### The task
Report the tally of lines featuring the word "JSON" in the entries below, without anything else.

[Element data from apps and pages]
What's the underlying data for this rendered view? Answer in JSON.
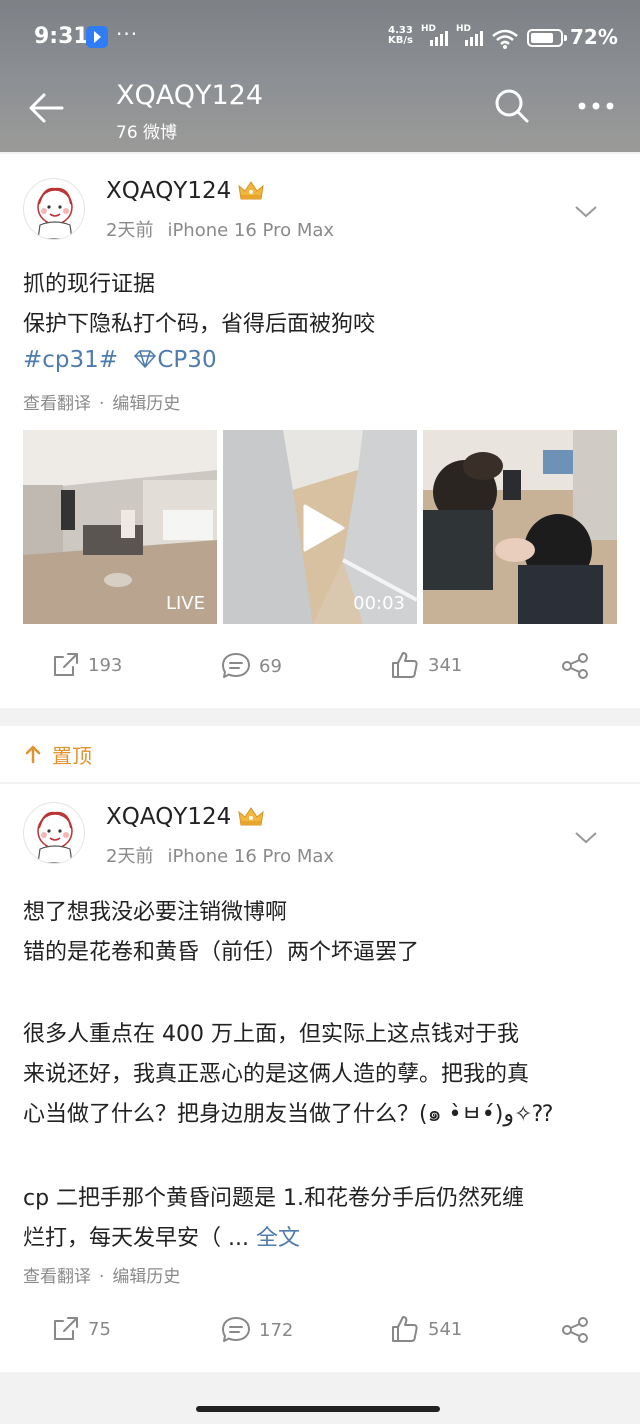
{
  "status_bar": {
    "time": "9:31",
    "dots": "···",
    "speed_top": "4.33",
    "speed_bottom": "KB/s",
    "hd1": "HD",
    "hd2": "HD",
    "battery": "72%"
  },
  "nav": {
    "title": "XQAQY124",
    "subtitle": "76 微博",
    "icons": [
      "back-arrow-icon",
      "search-icon",
      "more-icon"
    ]
  },
  "posts": [
    {
      "username": "XQAQY124",
      "time": "2天前",
      "device": "iPhone 16 Pro Max",
      "lines": [
        "抓的现行证据",
        "保护下隐私打个码，省得后面被狗咬"
      ],
      "tags": [
        "#cp31#",
        "CP30"
      ],
      "translate": "查看翻译",
      "separator": "·",
      "edit_history": "编辑历史",
      "media": [
        {
          "type": "photo",
          "badge": "LIVE"
        },
        {
          "type": "video",
          "badge": "00:03"
        },
        {
          "type": "photo",
          "badge": ""
        }
      ],
      "repost": "193",
      "comments": "69",
      "likes": "341"
    },
    {
      "username": "XQAQY124",
      "time": "2天前",
      "device": "iPhone 16 Pro Max",
      "lines": [
        "想了想我没必要注销微博啊",
        "错的是花卷和黄昏（前任）两个坏逼罢了",
        "",
        "很多人重点在 400 万上面，但实际上这点钱对于我",
        "来说还好，我真正恶心的是这俩人造的孽。把我的真",
        "心当做了什么？把身边朋友当做了什么？(๑ •̀ㅂ•́)و✧⁇",
        "",
        "cp 二把手那个黄昏问题是 1.和花卷分手后仍然死缠",
        "烂打，每天发早安（ ..."
      ],
      "full_text": "全文",
      "translate": "查看翻译",
      "separator": "·",
      "edit_history": "编辑历史",
      "repost": "75",
      "comments": "172",
      "likes": "541"
    }
  ],
  "pinned": {
    "label": "置顶"
  },
  "colors": {
    "link": "#4f7cae",
    "pinned": "#e0932f",
    "meta": "#8a8a8a"
  }
}
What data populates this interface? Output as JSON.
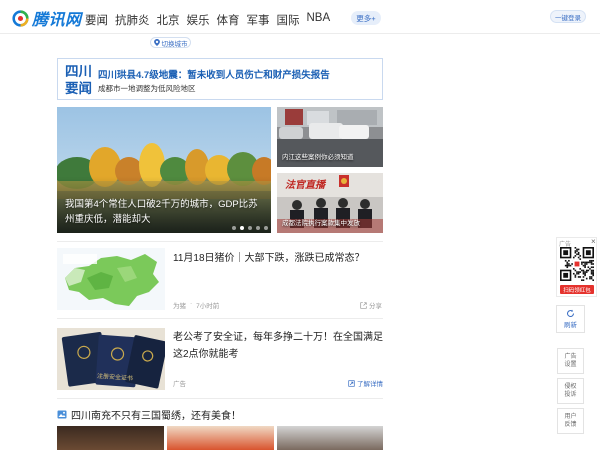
{
  "header": {
    "logo_text": "腾讯网",
    "nav": [
      {
        "label": "要闻"
      },
      {
        "label": "抗肺炎"
      },
      {
        "label": "北京"
      },
      {
        "label": "娱乐"
      },
      {
        "label": "体育"
      },
      {
        "label": "军事"
      },
      {
        "label": "国际"
      },
      {
        "label": "NBA"
      }
    ],
    "more_label": "更多+",
    "login_label": "一键登录"
  },
  "city": {
    "label": "切换城市"
  },
  "local_news": {
    "title_line1": "四川",
    "title_line2": "要闻",
    "headline": "四川珙县4.7级地震：暂未收到人员伤亡和财产损失报告",
    "subline": "成都市一地调整为低风险地区"
  },
  "carousel": {
    "caption": "我国第4个常住人口破2千万的城市，GDP比苏州重庆低，潜能却大",
    "slide_count": 5,
    "active_slide": 1
  },
  "side_stories": [
    {
      "caption": "内江这些案例你必须知道"
    },
    {
      "badge": "法官直播",
      "caption": "成都法院执行案款集中发放"
    }
  ],
  "feed": [
    {
      "title": "11月18日猪价｜大部下跌，涨跌已成常态？",
      "source": "为猪",
      "time": "7小时前",
      "action": "分享"
    },
    {
      "title": "老公考了安全证，每年多挣二十万！在全国满足这2点你就能考",
      "source": "广告",
      "action": "了解详情",
      "card_text": "注册安全证书"
    }
  ],
  "section": {
    "title": "四川南充不只有三国蜀绣，还有美食！"
  },
  "sidebar": {
    "ad_label": "广告",
    "close": "×",
    "qr_button": "扫码领红包",
    "refresh": "刷新",
    "ad_settings": [
      "广告",
      "设置"
    ],
    "complaint": [
      "侵权",
      "投诉"
    ],
    "feedback": [
      "用户",
      "反馈"
    ]
  },
  "colors": {
    "brand_blue": "#1479d7",
    "headline_blue": "#1a5fb4",
    "ad_red": "#e5322d"
  }
}
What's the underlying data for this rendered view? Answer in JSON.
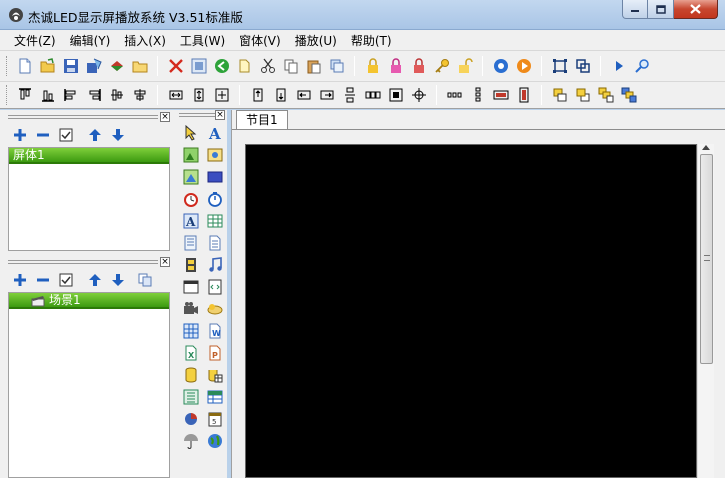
{
  "window": {
    "title": "杰诚LED显示屏播放系统 V3.51标准版"
  },
  "menu": [
    {
      "name": "menu-file",
      "label": "文件(Z)"
    },
    {
      "name": "menu-edit",
      "label": "编辑(Y)"
    },
    {
      "name": "menu-insert",
      "label": "插入(X)"
    },
    {
      "name": "menu-tools",
      "label": "工具(W)"
    },
    {
      "name": "menu-window",
      "label": "窗体(V)"
    },
    {
      "name": "menu-play",
      "label": "播放(U)"
    },
    {
      "name": "menu-help",
      "label": "帮助(T)"
    }
  ],
  "screen_panel": {
    "items": [
      {
        "label": "屏体1"
      }
    ]
  },
  "scene_panel": {
    "items": [
      {
        "label": "场景1"
      }
    ]
  },
  "main": {
    "tabs": [
      {
        "label": "节目1"
      }
    ]
  },
  "colors": {
    "tree_selected": "#3c9a10",
    "canvas": "#000000",
    "titlebar": "#b9d1ea"
  }
}
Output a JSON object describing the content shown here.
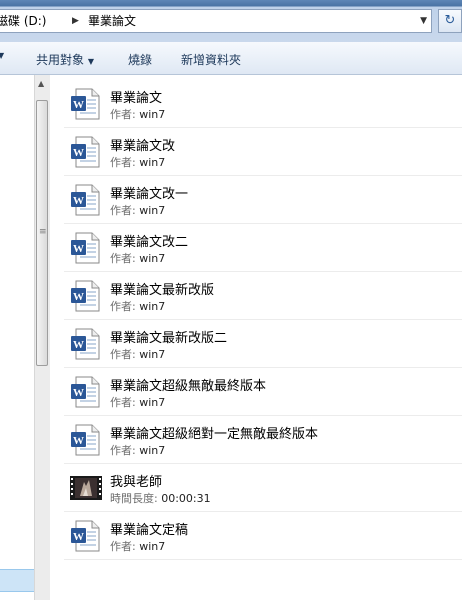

### The completed task
4